SACRAMENTO — Just when it looked like Democrats had devised a way out of their suffocating impasse with Republicans over the state budget, Gov. Arnold Schwarzenegger stepped in Thursday afternoon with this message: Not so fast.
In a dramatic day at the Capitol that alternately had on display exultant Democrats, angry Republicans and a frustrated Schwarzenegger, the governor announced he would veto a Democratic gambit to raise billions in new revenue.
By exploiting a legal loophole over the definition of taxes vs. fees, Democrats had hoped to sidestep the state's two-thirds majority hurdle for raising taxes. But the part of the package that offended the governor most did not involve the end-run on taxes; instead, Schwarzenegger said the proposal did not go far enough to trim spending and stimulate the economy.
"I hope they go back to the drawing board and take this more seriously, rather than playing games," the governor said shortly after Democrats passed their proposal in a near-party line vote.
The veto announcement sends legislative leaders back to square one, although Democrats may have won at least a partial victory in that Schwarzenegger — unlike Republicans and taxpayer advocates who have threatened to sue — did not challenge the overall design of the plan.
It was unclear Thursday when negotiations might resume, but when they do, they're expected to primarily involve the governor and Democrats, with
The minority party was not pleased by that prospect. "It's an outrageous abuse of power," said Sen. Dennis Hollingsworth, R-Murietta.
The plan would have generated $18 billion — slightly more than half from new taxes — to help reduce a deficit pegged at $40 billion through mid-2010. Californians would have paid a new fee on gasoline, a higher sales tax and an income tax surcharge. Democrats coupled the new tax revenue with cuts of $7.3 billion, affecting schools, health and human services and public transportation.
In announcing his veto, Schwarzenegger zeroed in on a list of items he requested to stimulate the economy, such as easing environmental regulations for construction projects, making it easier for the state to contract with private companies to fix roads and giving him broader authority to furlough state workers.
Democrats granted some, but not all, of his requests.
"They call it economic stimulus, but there's nothing there," said the governor, who also argued that new taxes must be paired with deeper cuts.
The budget package, as expected, sailed through both houses of the Legislature. Democratic leaders announced afterward that they were sending rank-and-file members home until the new year while urging Schwarzenegger to get on board.
"This is a golden opportunity for the governor to take a 44 percent bite out of the deficit," Senate President Pro Tem Darrell Steinberg, D-Sacramento, told reporters. In a written statement after the veto announcement, the Senate leader asked: "Is there any other credible, politically acceptable plan put forward by anyone to make an $18 billion-plus dent in California's budget deficit? The answer is no."
Schwarzenegger implored legislators to stay in Sacramento until Christmas, if need be, to continue work on the budget.

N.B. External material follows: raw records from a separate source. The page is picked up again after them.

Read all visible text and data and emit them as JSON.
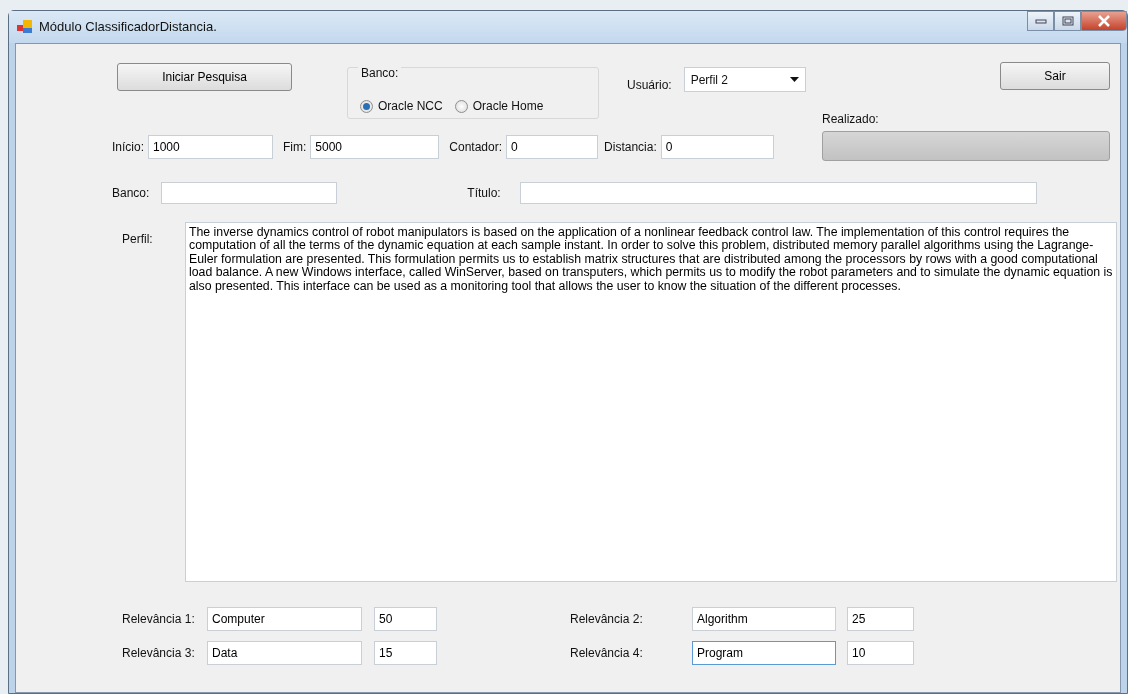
{
  "window": {
    "title": "Módulo ClassificadorDistancia."
  },
  "search_button": {
    "label": "Iniciar Pesquisa"
  },
  "banco_group": {
    "legend": "Banco:",
    "options": [
      {
        "label": "Oracle NCC",
        "selected": true
      },
      {
        "label": "Oracle Home",
        "selected": false
      }
    ]
  },
  "usuario": {
    "label": "Usuário:",
    "value": "Perfil 2"
  },
  "exit_button": {
    "label": "Sair"
  },
  "progress": {
    "label": "Realizado:",
    "level": 0
  },
  "range_fields": [
    {
      "label": "Início:",
      "value": "1000"
    },
    {
      "label": "Fim:",
      "value": "5000"
    },
    {
      "label": "Contador:",
      "value": "0"
    },
    {
      "label": "Distancia:",
      "value": "0"
    }
  ],
  "banco_field": {
    "label": "Banco:"
  },
  "titulo_field": {
    "label": "Título:"
  },
  "perfil": {
    "label": "Perfil:",
    "value": "The inverse dynamics control of robot manipulators is based on the application of a nonlinear feedback control law. The implementation of this control requires the computation of all the terms of the dynamic equation at each sample instant. In order to solve this problem, distributed memory parallel algorithms using the Lagrange-Euler formulation are presented. This formulation permits us to establish matrix structures that are distributed among the processors by rows with a good computational load balance. A new Windows interface, called WinServer, based on transputers, which permits us to modify the robot parameters and to simulate the dynamic equation is also presented. This interface can be used as a monitoring tool that allows the user to know the situation of the different processes."
  },
  "relevance": [
    {
      "label": "Relevância 1:",
      "term": "Computer",
      "weight": "50",
      "focused": false
    },
    {
      "label": "Relevância 2:",
      "term": "Algorithm",
      "weight": "25",
      "focused": false
    },
    {
      "label": "Relevância 3:",
      "term": "Data",
      "weight": "15",
      "focused": false
    },
    {
      "label": "Relevância 4:",
      "term": "Program",
      "weight": "10",
      "focused": true
    }
  ]
}
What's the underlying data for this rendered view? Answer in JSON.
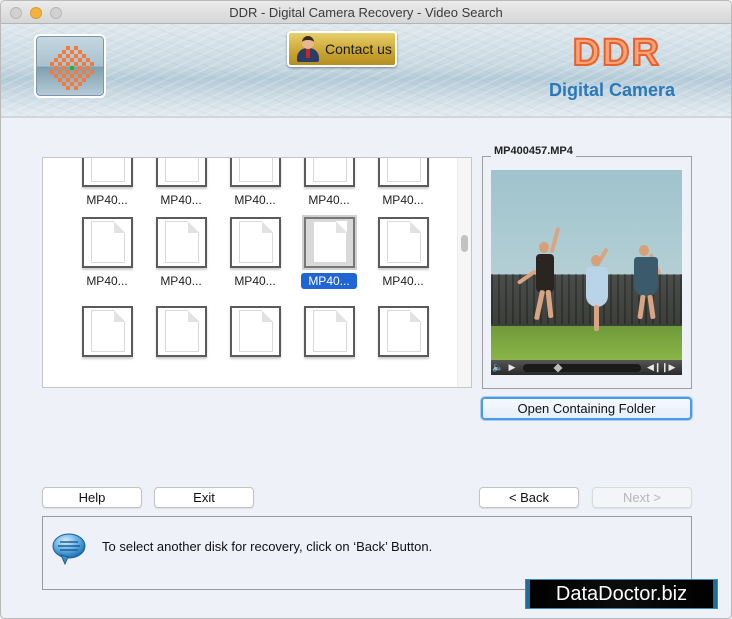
{
  "window": {
    "title": "DDR - Digital Camera Recovery - Video Search"
  },
  "banner": {
    "contact_label": "Contact us",
    "brand_title": "DDR",
    "brand_subtitle": "Digital Camera"
  },
  "files": {
    "items": [
      {
        "label": "MP40...",
        "selected": false
      },
      {
        "label": "MP40...",
        "selected": false
      },
      {
        "label": "MP40...",
        "selected": false
      },
      {
        "label": "MP40...",
        "selected": false
      },
      {
        "label": "MP40...",
        "selected": false
      },
      {
        "label": "MP40...",
        "selected": false
      },
      {
        "label": "MP40...",
        "selected": false
      },
      {
        "label": "MP40...",
        "selected": false
      },
      {
        "label": "MP40...",
        "selected": true
      },
      {
        "label": "MP40...",
        "selected": false
      },
      {
        "label": "",
        "selected": false
      },
      {
        "label": "",
        "selected": false
      },
      {
        "label": "",
        "selected": false
      },
      {
        "label": "",
        "selected": false
      },
      {
        "label": "",
        "selected": false
      }
    ]
  },
  "preview": {
    "filename": "MP400457.MP4",
    "seek_position_fraction": 0.3,
    "controls": {
      "volume_icon": "🔈",
      "play_icon": "▶",
      "prev_icon": "◀❙",
      "next_icon": "❙▶"
    },
    "open_folder_label": "Open Containing Folder"
  },
  "buttons": {
    "help": "Help",
    "exit": "Exit",
    "back": "< Back",
    "next": "Next >"
  },
  "info": {
    "message": "To select another disk for recovery, click on ‘Back’ Button."
  },
  "watermark": "DataDoctor.biz",
  "colors": {
    "accent": "#2065d3",
    "logo_orange": "#f47a3c",
    "logo_green": "#2eae3a"
  }
}
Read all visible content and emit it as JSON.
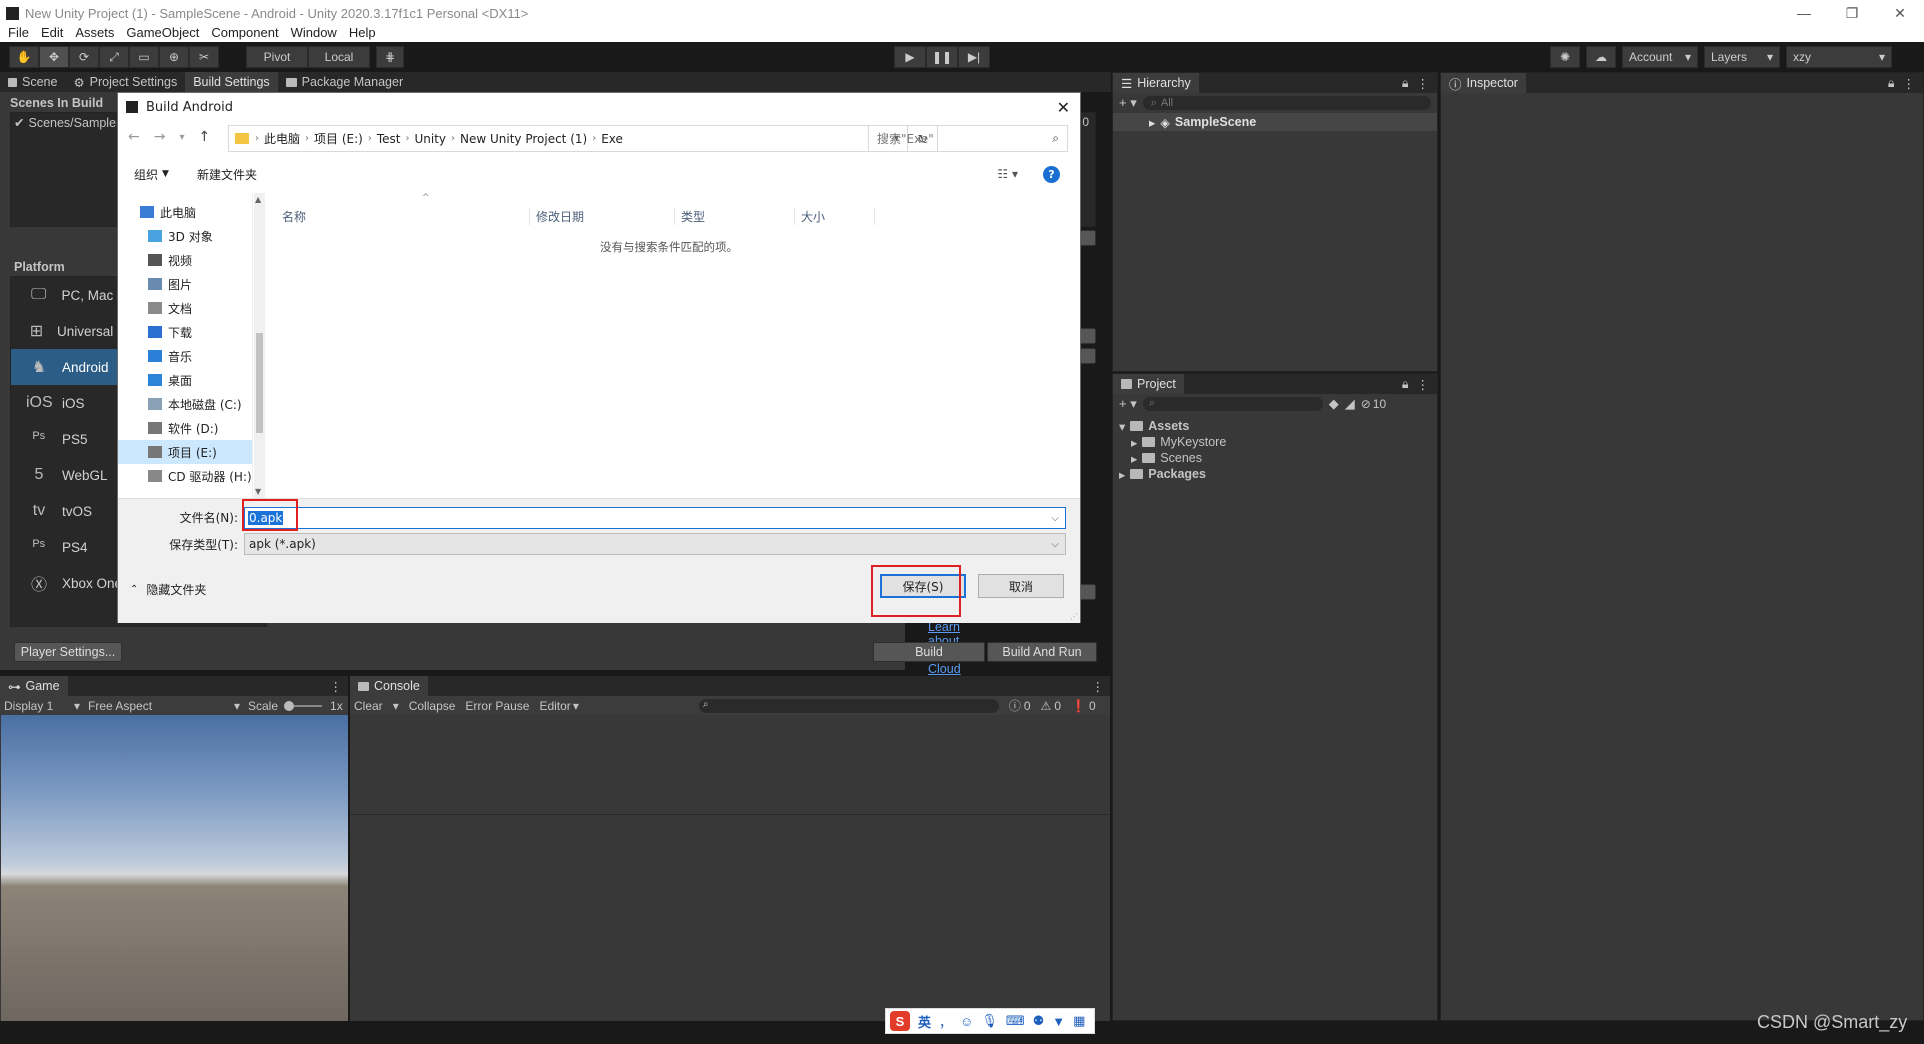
{
  "window": {
    "title": "New Unity Project (1) - SampleScene - Android - Unity 2020.3.17f1c1 Personal <DX11>",
    "controls": {
      "minimize": "—",
      "restore": "❐",
      "close": "✕"
    }
  },
  "menu": [
    "File",
    "Edit",
    "Assets",
    "GameObject",
    "Component",
    "Window",
    "Help"
  ],
  "toolbar": {
    "pivot": "Pivot",
    "local": "Local",
    "account": "Account",
    "layers": "Layers",
    "layout": "xzy"
  },
  "tabs_top": [
    "Scene",
    "Project Settings",
    "Build Settings",
    "Package Manager"
  ],
  "build_settings": {
    "scenes_header": "Scenes In Build",
    "scene_item": "Scenes/SampleS",
    "scene_index": "0",
    "platform_header": "Platform",
    "platforms": [
      {
        "label": "PC, Mac &",
        "icon": "monitor-icon"
      },
      {
        "label": "Universal V",
        "icon": "windows-icon"
      },
      {
        "label": "Android",
        "icon": "android-icon"
      },
      {
        "label": "iOS",
        "icon": "ios-icon"
      },
      {
        "label": "PS5",
        "icon": "ps5-icon"
      },
      {
        "label": "WebGL",
        "icon": "html5-icon"
      },
      {
        "label": "tvOS",
        "icon": "tvos-icon"
      },
      {
        "label": "PS4",
        "icon": "ps4-icon"
      },
      {
        "label": "Xbox One",
        "icon": "xbox-icon"
      }
    ],
    "selected_platform": "Android",
    "player_settings": "Player Settings...",
    "cloud_link": "Learn about Unity Cloud Build",
    "build": "Build",
    "build_and_run": "Build And Run"
  },
  "dialog": {
    "title": "Build Android",
    "breadcrumbs": [
      "此电脑",
      "项目 (E:)",
      "Test",
      "Unity",
      "New Unity Project (1)",
      "Exe"
    ],
    "search_placeholder": "搜索\"Exe\"",
    "organize": "组织",
    "new_folder": "新建文件夹",
    "help": "?",
    "columns": [
      "名称",
      "修改日期",
      "类型",
      "大小"
    ],
    "empty_message": "没有与搜索条件匹配的项。",
    "nav": [
      {
        "label": "此电脑",
        "icon": "pc-icon",
        "color": "#3a7bd5"
      },
      {
        "label": "3D 对象",
        "icon": "3d-objects-icon",
        "color": "#4aa3df"
      },
      {
        "label": "视频",
        "icon": "video-icon",
        "color": "#555555"
      },
      {
        "label": "图片",
        "icon": "pictures-icon",
        "color": "#6a8bb0"
      },
      {
        "label": "文档",
        "icon": "documents-icon",
        "color": "#8a8a8a"
      },
      {
        "label": "下载",
        "icon": "downloads-icon",
        "color": "#2b6fd1"
      },
      {
        "label": "音乐",
        "icon": "music-icon",
        "color": "#2b7fd6"
      },
      {
        "label": "桌面",
        "icon": "desktop-icon",
        "color": "#2b86d9"
      },
      {
        "label": "本地磁盘 (C:)",
        "icon": "drive-icon",
        "color": "#8aa0b5"
      },
      {
        "label": "软件 (D:)",
        "icon": "drive-icon",
        "color": "#777777"
      },
      {
        "label": "项目 (E:)",
        "icon": "drive-icon",
        "color": "#777777"
      },
      {
        "label": "CD 驱动器 (H:)",
        "icon": "cd-drive-icon",
        "color": "#888888"
      }
    ],
    "selected_nav": "项目 (E:)",
    "filename_label": "文件名(N):",
    "filename_value": "0.apk",
    "filetype_label": "保存类型(T):",
    "filetype_value": "apk (*.apk)",
    "hide_folders": "隐藏文件夹",
    "save": "保存(S)",
    "cancel": "取消"
  },
  "hierarchy": {
    "tab": "Hierarchy",
    "search_placeholder": "All",
    "scene": "SampleScene"
  },
  "inspector": {
    "tab": "Inspector"
  },
  "project": {
    "tab": "Project",
    "hidden_count": "10",
    "tree": [
      {
        "label": "Assets",
        "level": 0,
        "bold": true
      },
      {
        "label": "MyKeystore",
        "level": 1,
        "bold": false
      },
      {
        "label": "Scenes",
        "level": 1,
        "bold": false
      },
      {
        "label": "Packages",
        "level": 0,
        "bold": true
      }
    ]
  },
  "game": {
    "tab": "Game",
    "display": "Display 1",
    "aspect": "Free Aspect",
    "scale_label": "Scale",
    "scale_value": "1x"
  },
  "console": {
    "tab": "Console",
    "clear": "Clear",
    "collapse": "Collapse",
    "error_pause": "Error Pause",
    "editor": "Editor",
    "log_count": "0",
    "warn_count": "0",
    "error_count": "0"
  },
  "ime": {
    "lang": "英",
    "punct": "，"
  },
  "watermark": "CSDN @Smart_zy"
}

The state is slated to run short of money to pay its bills in February, possibly forcing it to issue IOUs. Earlier this week, a state board cut off nearly $4 billion for infrastructure projects because the money is needed for cash flow.
"I don't think anyone should go home and celebrate," the governor said.
If he and Democratic leaders can resolve their differences, the controversy would almost certainly head to court.
Any legal battle with taxpayer advocates will have far-reaching implications. If the Democrats' approach — in essence replacing taxes, which take a two-thirds vote, with fees, which need only a majority — is deemed valid, they could return to the same strategy in the future. Steinberg said Thursday that he expects his party would do just that if the state's fiscal woes persist and Republicans continue to block taxes.
Legal experts said it's difficult to predict how a judge might rule, given that the proposal appears to be unprecedented, at least on the scale that Democrats propose. But on the basic fee-versus-tax argument, Democrats appear to be on solid footing, one legal expert said.
"Does it pass the laugh test, and would I defend it? Yes," said Jonathan Zasloff, a professor at UCLA School of Law. "Is it a slam dunk? No."
Here are the highlights
of the plan: